THE BLOG
11/06/2012 01:15 pm ET | Updated Jan 06, 2013

The Time To Prepare For Disaster Is In Advance

As millions of people are struggling to define their new normal post-Sandy, there may be gaps in your own disaster-preparedness. I know, as an executive coach and more importantly, a mom, that the time to prepare for any situation is before the situation happens. Harvey Mackay said it best, "Dig your well before you're thirsty."

It's a disaster like Sandy that can bring to the forefront our need as parents, specifically divorced parents, to define what co-parenting protocols should be in place for the next time any tenuous situation occurs. It's not just a natural disaster that can crop up; recently a middle school in our city was evacuated because there was a man with a rifle seen at the school. Would your kids know how to reach you in the event there was a true emergency at their school?

Regardless of how well you get along, or don't, with your ex, there are circumstances that can occur that will require the two of you to set your feelings aside and work together. Because events that include the words "emergency" and "disaster" already raise the stakes and heighten emotions, the time to discuss possible scenarios is right now, today.

In addition to making sure your children know their basic personal information, how to identify themselves, how to get help when needed and how and when to call 911, they also need to know both mom and dad's full names and their work and phone numbers from memory. Because there are multiple households, your kids need to know each home's plans in case of an emergency.

In order to be ready for anything, schedule some time with everyone -- yes, your ex, his or her new spouse, and all of your kids and any other caretakers (mother-in-law, nanny, your next door neighbors) -- to meet and discuss what needs to be in place in the event of an emergency. If there is tension between you and your ex, you could email your intentions in the event of a situation and ask for theirs. For the sake of your kids, come together long enough to discuss the following:

  • Where will everyone meet in the event they can't get home? Identify an alternate meeting place.
  • Who is an out-of-state contact everyone can reach?
  • What will you need to take with you if you're evacuated unexpectedly? Make a list, and pre-pack it.
  • What is the school or daycare center's policies in the event of an emergency? Ensure they always have the most up-to-date information so everyone who needs to be reached can be reached.

Be sure to know your ex's information, and ensure that both of you (and any new spouses) have a recent picture of your child in your briefcase, purse or on your cell-phone.

Regardless of your personal feelings, you, your ex and your kids deserve the peace of mind that comes with having a plan.

Honorée Corder is an executive coach, personal transformation expert, and the author of "The Successful Single Mom" book series, written for single moms who want to create an amazing future, available at Barnes & Noble, Amazon.com, Smashwords.com and on iTunes. She also created the Single Mom Transformation Program. Visit thesuccessfulsinglemom.blogspot.com for more information. Stay tuned for the upcoming The Successful Single Dad.
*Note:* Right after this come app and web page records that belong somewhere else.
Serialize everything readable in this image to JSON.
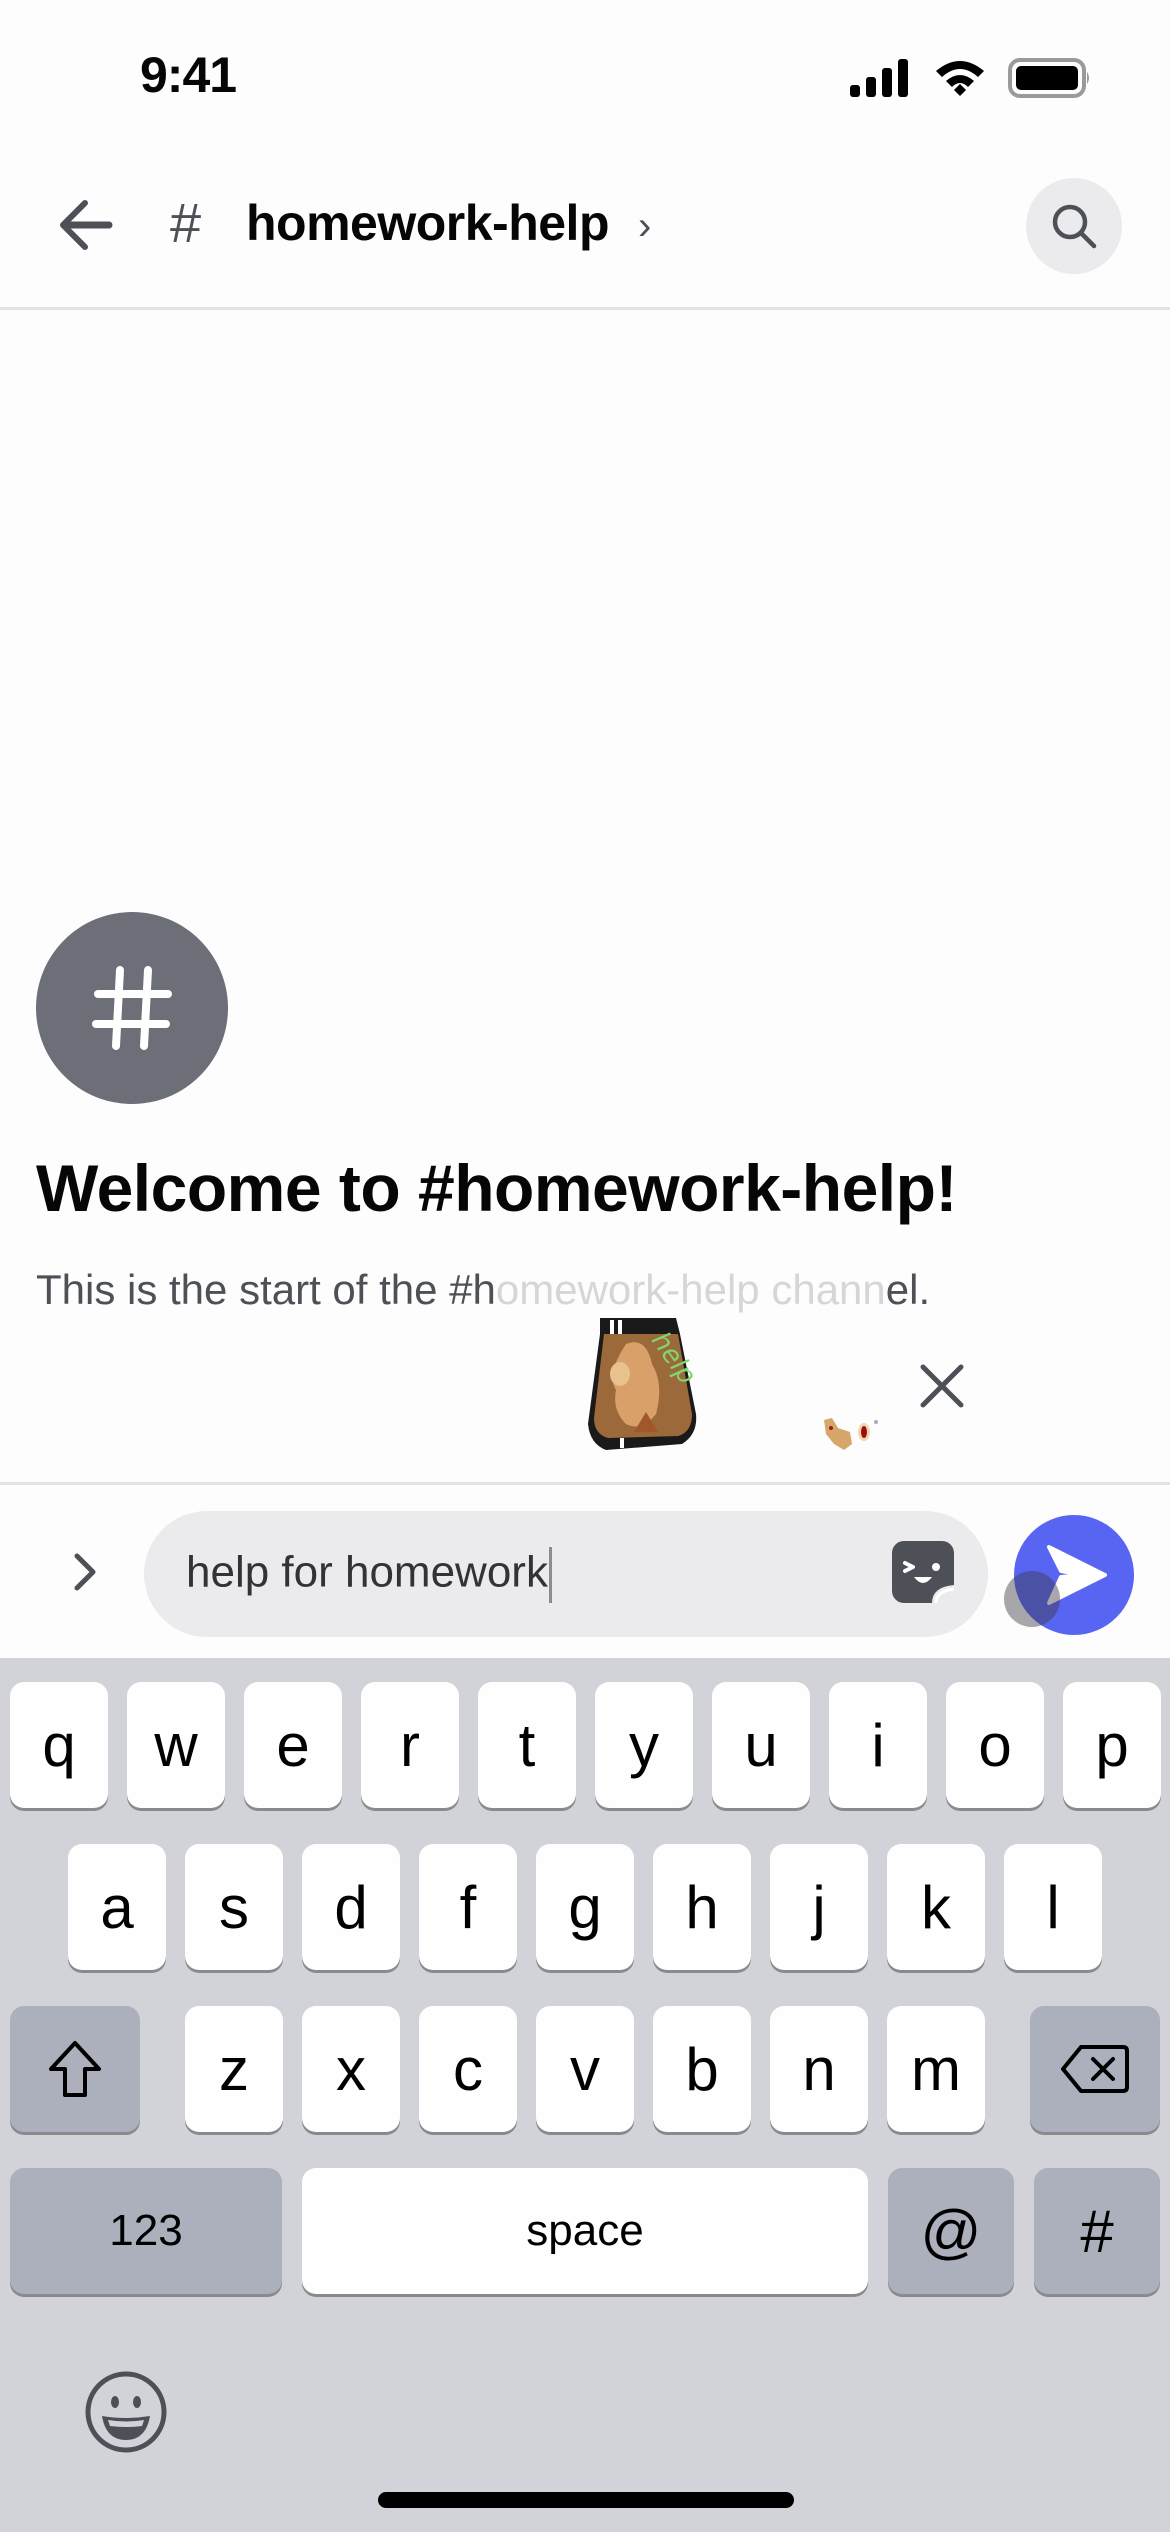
{
  "status_bar": {
    "time": "9:41",
    "icons": [
      "cellular-signal-icon",
      "wifi-icon",
      "battery-icon"
    ]
  },
  "header": {
    "back_icon": "arrow-left-icon",
    "channel_prefix": "#",
    "channel_name": "homework-help",
    "chevron": "›",
    "search_icon": "search-icon"
  },
  "welcome": {
    "avatar_symbol": "#",
    "title": "Welcome to #homework-help!",
    "desc_start": "This is the start of the #h",
    "desc_faded": "omework-help chann",
    "desc_end": "el."
  },
  "sticker_suggestion": {
    "sticker_label": "help",
    "close_icon": "close-icon"
  },
  "composer": {
    "expand_icon": "chevron-right-icon",
    "input_value": "help for homework",
    "sticker_icon": "sticker-icon",
    "send_icon": "send-icon",
    "accent_color": "#5865f2"
  },
  "keyboard": {
    "row1": [
      "q",
      "w",
      "e",
      "r",
      "t",
      "y",
      "u",
      "i",
      "o",
      "p"
    ],
    "row2": [
      "a",
      "s",
      "d",
      "f",
      "g",
      "h",
      "j",
      "k",
      "l"
    ],
    "row3": [
      "z",
      "x",
      "c",
      "v",
      "b",
      "n",
      "m"
    ],
    "shift_icon": "shift-icon",
    "delete_icon": "backspace-icon",
    "numbers_label": "123",
    "space_label": "space",
    "at_label": "@",
    "hash_label": "#",
    "emoji_icon": "emoji-icon"
  }
}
The Successful Single Mom: Get Your Life Back & Your Game On: http://tinyurl.com/36qae74
Tall Order! 7 Master Strategies to Organize Your Life & Double Your Success in Half the Time: http://tinyurl.com/5wpkswh